Sultan Suleiman I. (1494-1566)

Suleiman the Magnificent 1
Suleiman with captives
Under the rule of the sultan Suleiman (1520-1566), the Ottoman Empire enjoyed its most successful periods and became one of the main contenders in the rivalry between the great powers in Europe. Suleiman was referred to as "Magnificent" in the West and as "Legislator" by the Turks. He considered Charles V. and the Habsburg-House as his main rivals, therefore the objective of his first military campaign was to break their power over Central-Europe. After he was defeated in Vienna and K§szeg he opened a new front-line in the Mediterranean which was a success: by the end of his power most of the Mediterranean was under the control of the Ottoman navy. Suleiman however, did not undertake the risk of waging war against in the Indian Ocean where the Portuguese threatened the long distance-trade route. Instead, he was content with securing Mesopotamia, Egypt and the shores of the Red Sea. He fought more than one war against Persia adding important military and trading territories to the Ottoman Empire.
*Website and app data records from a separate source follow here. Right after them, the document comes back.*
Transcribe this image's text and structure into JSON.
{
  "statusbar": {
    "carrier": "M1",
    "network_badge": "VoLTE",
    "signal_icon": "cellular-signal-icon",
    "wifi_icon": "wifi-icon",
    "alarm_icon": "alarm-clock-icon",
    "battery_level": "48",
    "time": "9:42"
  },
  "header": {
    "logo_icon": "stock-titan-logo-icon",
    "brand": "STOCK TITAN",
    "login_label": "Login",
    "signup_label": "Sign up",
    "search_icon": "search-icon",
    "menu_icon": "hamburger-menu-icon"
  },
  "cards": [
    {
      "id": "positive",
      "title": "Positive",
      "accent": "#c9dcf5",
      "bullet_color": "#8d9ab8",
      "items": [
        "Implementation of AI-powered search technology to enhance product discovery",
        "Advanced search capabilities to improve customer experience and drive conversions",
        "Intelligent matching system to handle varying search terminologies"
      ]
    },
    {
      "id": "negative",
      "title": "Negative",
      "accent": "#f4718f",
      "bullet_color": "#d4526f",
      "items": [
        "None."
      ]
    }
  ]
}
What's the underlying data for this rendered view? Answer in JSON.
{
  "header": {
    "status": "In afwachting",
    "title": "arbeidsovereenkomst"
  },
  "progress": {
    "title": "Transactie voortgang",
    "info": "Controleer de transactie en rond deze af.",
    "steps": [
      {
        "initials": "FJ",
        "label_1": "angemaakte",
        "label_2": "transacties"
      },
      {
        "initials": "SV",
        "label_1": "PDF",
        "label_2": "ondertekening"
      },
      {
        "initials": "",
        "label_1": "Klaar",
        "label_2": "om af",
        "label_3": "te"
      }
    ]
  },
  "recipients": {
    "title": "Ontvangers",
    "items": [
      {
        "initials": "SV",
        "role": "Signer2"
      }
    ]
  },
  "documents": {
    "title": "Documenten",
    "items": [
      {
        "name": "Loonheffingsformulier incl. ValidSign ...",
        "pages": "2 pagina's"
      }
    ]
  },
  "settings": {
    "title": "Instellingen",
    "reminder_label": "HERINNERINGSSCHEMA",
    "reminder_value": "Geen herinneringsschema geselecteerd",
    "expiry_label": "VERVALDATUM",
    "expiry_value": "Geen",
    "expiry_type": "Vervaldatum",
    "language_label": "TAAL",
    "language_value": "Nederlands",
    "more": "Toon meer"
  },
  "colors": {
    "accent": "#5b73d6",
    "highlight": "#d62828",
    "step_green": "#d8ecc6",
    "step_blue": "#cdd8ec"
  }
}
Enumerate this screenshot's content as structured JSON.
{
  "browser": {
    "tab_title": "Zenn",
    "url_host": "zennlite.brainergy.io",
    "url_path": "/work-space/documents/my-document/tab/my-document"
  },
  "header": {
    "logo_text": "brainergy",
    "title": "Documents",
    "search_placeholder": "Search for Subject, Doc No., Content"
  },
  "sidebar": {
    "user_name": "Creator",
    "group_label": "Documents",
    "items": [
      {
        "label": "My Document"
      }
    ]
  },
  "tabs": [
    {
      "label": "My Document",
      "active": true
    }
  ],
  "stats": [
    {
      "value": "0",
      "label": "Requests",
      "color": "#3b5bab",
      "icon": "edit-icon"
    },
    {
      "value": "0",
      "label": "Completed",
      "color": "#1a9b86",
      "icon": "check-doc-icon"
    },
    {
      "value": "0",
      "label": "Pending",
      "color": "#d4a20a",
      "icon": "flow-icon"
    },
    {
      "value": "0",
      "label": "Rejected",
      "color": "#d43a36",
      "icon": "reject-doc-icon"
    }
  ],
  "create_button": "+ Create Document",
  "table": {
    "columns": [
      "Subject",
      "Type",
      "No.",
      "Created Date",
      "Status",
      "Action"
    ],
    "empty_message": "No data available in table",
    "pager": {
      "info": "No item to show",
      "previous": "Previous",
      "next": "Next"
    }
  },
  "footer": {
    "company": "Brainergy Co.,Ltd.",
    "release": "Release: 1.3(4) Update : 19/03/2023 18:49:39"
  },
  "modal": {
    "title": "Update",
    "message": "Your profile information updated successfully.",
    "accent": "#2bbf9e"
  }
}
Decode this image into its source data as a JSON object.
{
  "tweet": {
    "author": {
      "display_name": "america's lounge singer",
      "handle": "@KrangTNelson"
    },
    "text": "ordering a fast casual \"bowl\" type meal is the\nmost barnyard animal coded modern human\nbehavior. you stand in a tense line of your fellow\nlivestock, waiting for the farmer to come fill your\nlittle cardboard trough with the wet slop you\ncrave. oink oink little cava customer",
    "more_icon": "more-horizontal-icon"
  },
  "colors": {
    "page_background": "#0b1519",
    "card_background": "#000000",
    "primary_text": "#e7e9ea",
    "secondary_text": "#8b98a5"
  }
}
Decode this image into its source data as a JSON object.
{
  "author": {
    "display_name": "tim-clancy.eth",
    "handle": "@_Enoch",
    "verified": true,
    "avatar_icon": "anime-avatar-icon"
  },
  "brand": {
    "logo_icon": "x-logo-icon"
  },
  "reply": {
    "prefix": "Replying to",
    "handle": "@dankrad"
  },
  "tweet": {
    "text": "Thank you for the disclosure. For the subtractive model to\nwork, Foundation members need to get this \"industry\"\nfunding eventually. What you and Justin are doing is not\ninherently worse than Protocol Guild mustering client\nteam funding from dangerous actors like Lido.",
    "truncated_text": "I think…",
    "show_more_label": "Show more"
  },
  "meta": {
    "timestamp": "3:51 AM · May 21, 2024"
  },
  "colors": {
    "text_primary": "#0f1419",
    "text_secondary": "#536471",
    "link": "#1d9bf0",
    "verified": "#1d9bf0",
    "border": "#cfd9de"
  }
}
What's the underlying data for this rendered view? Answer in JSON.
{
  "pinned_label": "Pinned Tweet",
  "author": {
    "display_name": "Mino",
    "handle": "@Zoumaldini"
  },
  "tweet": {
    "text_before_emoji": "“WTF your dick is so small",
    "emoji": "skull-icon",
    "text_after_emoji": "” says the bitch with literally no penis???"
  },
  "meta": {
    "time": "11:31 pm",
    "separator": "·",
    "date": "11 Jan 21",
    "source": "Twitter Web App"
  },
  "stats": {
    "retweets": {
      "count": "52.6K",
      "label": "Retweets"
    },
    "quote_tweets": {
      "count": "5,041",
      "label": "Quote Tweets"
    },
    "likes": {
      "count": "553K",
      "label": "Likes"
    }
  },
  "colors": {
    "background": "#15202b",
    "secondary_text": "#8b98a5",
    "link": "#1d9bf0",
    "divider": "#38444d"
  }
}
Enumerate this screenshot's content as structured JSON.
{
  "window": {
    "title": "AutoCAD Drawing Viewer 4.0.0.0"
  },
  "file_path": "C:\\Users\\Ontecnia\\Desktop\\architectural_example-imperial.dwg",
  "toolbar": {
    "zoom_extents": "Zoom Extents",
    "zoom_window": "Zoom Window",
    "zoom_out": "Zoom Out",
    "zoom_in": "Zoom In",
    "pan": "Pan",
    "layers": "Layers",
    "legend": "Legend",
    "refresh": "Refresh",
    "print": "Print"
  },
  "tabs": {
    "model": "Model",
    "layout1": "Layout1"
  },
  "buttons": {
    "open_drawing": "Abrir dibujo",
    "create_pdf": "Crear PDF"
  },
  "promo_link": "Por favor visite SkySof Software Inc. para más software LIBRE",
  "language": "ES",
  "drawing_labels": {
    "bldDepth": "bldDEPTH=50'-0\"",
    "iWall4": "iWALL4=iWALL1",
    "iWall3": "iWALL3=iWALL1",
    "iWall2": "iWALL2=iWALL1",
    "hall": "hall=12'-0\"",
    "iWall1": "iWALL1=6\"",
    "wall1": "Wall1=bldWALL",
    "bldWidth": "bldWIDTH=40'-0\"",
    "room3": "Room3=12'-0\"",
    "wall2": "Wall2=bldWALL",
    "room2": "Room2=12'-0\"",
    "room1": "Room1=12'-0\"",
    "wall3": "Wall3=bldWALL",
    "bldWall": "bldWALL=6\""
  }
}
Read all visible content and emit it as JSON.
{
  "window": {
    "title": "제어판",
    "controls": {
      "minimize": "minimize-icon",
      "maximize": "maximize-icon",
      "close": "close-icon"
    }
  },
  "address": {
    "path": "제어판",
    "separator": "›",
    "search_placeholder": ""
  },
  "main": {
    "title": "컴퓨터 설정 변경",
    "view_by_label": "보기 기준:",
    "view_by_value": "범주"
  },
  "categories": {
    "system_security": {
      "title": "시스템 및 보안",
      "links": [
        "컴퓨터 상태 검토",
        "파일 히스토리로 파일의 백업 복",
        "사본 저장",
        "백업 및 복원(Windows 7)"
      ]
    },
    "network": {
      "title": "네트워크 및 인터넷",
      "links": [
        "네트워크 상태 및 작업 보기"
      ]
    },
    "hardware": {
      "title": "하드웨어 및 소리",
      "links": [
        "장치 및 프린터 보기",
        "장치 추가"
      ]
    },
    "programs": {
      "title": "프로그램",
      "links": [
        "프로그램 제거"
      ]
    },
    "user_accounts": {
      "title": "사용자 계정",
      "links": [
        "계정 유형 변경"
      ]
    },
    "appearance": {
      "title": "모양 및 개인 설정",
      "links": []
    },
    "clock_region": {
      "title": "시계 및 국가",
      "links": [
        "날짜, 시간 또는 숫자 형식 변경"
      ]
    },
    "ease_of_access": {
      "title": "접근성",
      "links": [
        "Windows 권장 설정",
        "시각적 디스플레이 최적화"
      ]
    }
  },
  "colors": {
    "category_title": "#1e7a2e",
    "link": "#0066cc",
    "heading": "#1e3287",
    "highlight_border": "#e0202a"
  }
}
In the second half of his reign he gave up his intention to become a world power and began to focus his attention on the internal organisation of the empire. The establishment of a united, Islamic-nature law and order system of the empire, the development in public building works as well as the appearance of the peculiar characteristic features of Ottoman architecture and literature all took place with his active participation. He is deservedly considered to be one of the creators of classic Ottoman civilisation by succeeding generations. The last stage of his reign was overshadowed by Anatolian rebellions and attempts to dethrone him which were not entirely within his power to suppress. He was the last sultan to regularly take part in wars at the head of his army.